### Instructions for the task
Report each line of the entries that includes "location" by copying it.

[Data extracted from a collection]

######

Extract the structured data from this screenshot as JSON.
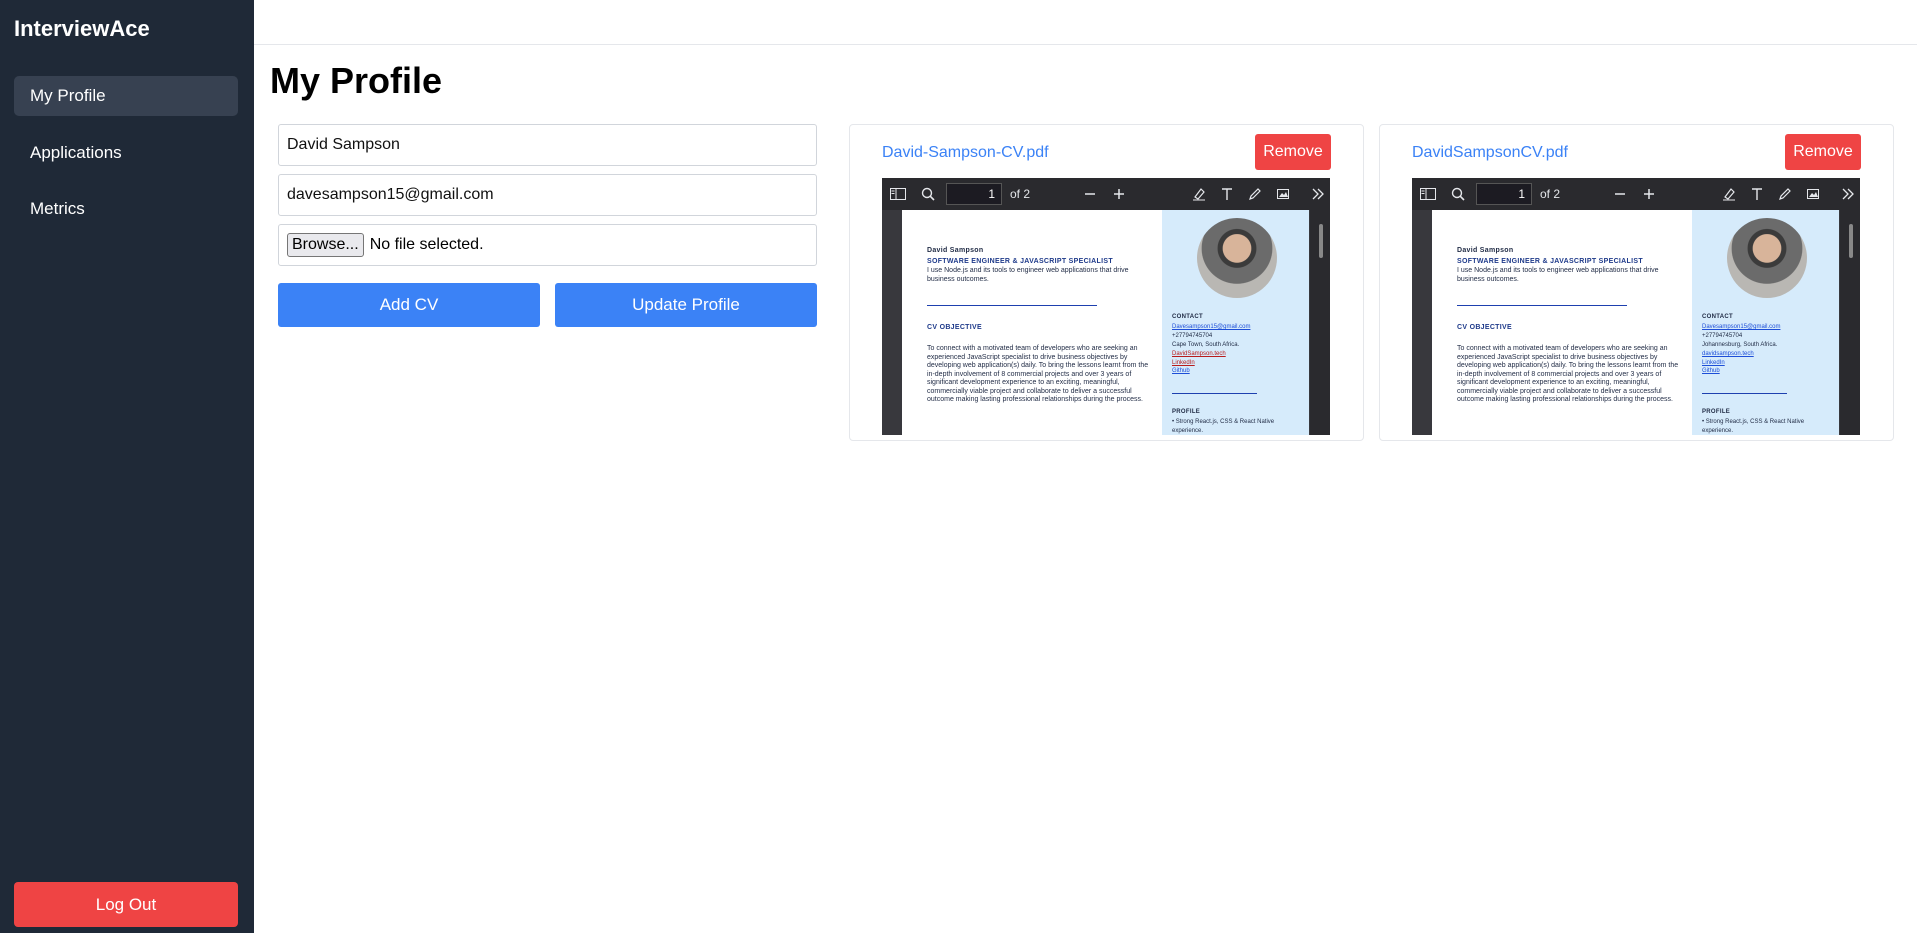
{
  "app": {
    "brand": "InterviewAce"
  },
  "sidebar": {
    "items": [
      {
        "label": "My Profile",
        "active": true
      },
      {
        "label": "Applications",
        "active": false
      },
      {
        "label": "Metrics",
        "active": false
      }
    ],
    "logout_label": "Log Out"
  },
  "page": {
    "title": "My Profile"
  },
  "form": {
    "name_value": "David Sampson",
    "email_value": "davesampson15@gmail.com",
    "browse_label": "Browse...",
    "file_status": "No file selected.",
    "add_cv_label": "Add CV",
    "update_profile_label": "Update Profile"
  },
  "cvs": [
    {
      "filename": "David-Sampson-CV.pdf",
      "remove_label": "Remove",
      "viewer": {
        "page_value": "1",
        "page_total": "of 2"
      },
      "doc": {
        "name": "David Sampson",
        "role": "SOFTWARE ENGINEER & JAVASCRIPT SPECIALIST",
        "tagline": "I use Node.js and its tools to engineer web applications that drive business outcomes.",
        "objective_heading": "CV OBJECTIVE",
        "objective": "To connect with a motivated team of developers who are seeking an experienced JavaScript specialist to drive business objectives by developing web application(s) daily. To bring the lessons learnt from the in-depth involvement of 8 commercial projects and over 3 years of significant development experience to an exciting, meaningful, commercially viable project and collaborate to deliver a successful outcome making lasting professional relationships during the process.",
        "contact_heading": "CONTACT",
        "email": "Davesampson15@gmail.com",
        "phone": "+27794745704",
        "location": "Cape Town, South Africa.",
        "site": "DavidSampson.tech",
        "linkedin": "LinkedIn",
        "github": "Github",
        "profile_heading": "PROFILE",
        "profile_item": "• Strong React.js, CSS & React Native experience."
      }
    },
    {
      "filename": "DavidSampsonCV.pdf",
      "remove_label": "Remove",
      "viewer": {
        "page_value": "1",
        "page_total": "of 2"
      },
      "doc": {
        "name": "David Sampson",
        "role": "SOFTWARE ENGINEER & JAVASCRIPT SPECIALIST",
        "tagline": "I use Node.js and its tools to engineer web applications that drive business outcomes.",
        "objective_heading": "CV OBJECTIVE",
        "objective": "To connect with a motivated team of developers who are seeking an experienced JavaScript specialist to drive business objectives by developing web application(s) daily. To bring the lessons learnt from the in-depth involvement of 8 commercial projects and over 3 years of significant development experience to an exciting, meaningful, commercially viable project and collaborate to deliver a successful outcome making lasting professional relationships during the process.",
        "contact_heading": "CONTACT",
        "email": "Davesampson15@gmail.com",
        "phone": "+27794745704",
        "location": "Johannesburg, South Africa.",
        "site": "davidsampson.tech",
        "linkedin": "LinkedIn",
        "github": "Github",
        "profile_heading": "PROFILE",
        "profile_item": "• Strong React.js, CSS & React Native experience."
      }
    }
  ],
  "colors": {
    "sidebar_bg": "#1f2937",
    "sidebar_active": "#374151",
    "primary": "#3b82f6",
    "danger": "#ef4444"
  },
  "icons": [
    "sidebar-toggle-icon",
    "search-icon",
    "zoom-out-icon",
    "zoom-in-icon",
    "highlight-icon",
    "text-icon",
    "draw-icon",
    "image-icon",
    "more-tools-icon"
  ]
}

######

### Answer box
        "location": "Cape Town, South Africa.",
        "location": "Johannesburg, South Africa.",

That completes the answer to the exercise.